How does your passion for sports drive the corporate sponsorship partners you have?

Austin Dillon: I’m a huge outdoorsman, so I started out with Bass Pro Shops (CAB). That was an easy tie-in for me with my hunting and fishing background. From a racing standpoint, I used to be with AdvoCare and their Rehydrate product. I enjoyed using the product. We won a championship with them. I’m now with Dow Chemical Company (DWDP) and their scientists and engineers directly make an impact on our car through technological advances. 

Do you personally invest in your corporate sponsors?

Austin Dillon: Every sponsor that I have, that is traded (CAB, DWDP, GIS), I have stock in. It works well. You can build together. When you are running well, they are doing well. It’s cool how that works.

You mentioned that you do a little bit of trading for fun.  Can you share a few of your holdings?

Austin Dillon: Caterpillar (CAT), I had them as one of our partners for a while; my Grandpa did well on Caterpillar. Builders First Source (BLDR) has been doing well. Nintendo (NTDOY). I was playing Pokeman like crazy when it came out and was like I should get some stock, they’ve been doing well. 

Can you give us one trade you’d like to have back?

Austin Dillon: I messed up on Tesla (TSLA), badly. I had it at $44. One of my engineers was like ‘it’s not going anywhere’ and I sold it (currently at $351). I had around 200 shares.

Howie Long-Short: Dow Chemical Corporation and DuPont Co., the 2 largest American chemical makers, completed a $130 billion merger in late August. As of September 1st, the company began to trade under the symbol DWDP. DWDP is expected to split into 3 separate companies (agriculture, specialty products and materials).

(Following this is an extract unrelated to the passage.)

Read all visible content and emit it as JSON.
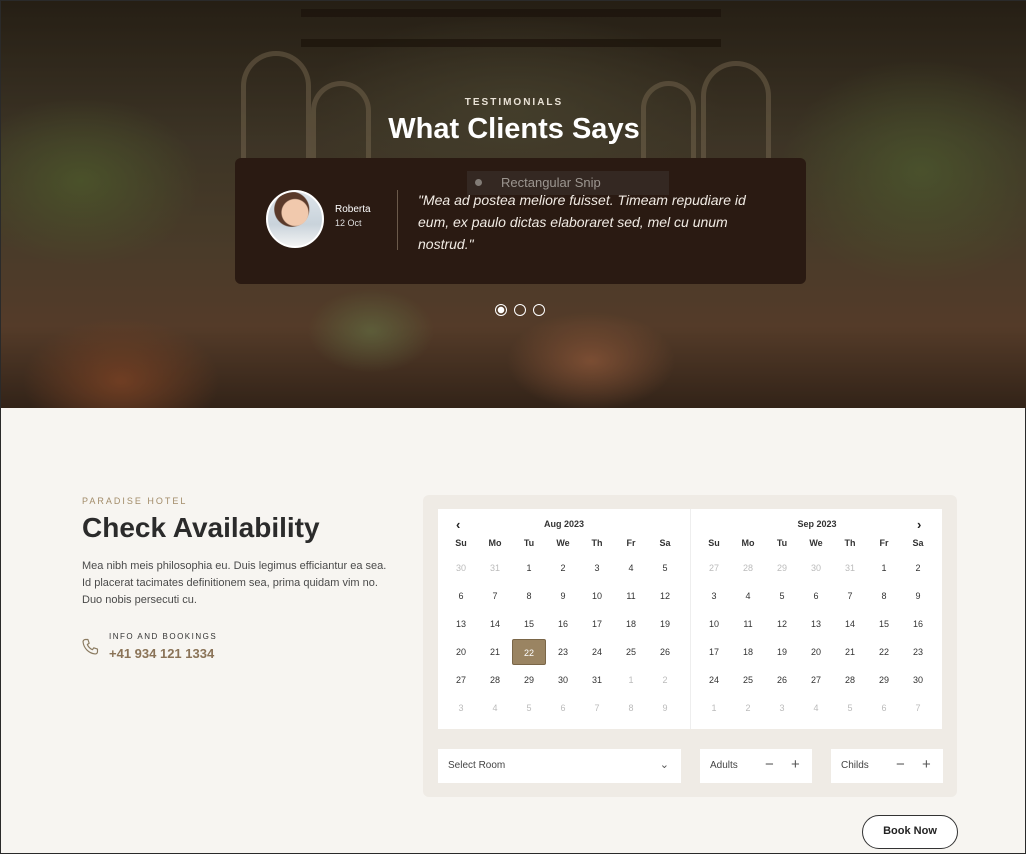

Fan Marino: Austin Dillon played for the South-East team in the 2002 Little League World Series. South East made the 2017 United States Championships and Austin was given opportunity to give the kids a pep-talk before the game. South-East ended up losing a heartbreaker to South-West, 6-5. Nolan Ryan delivered the South-West team’s pregame speech.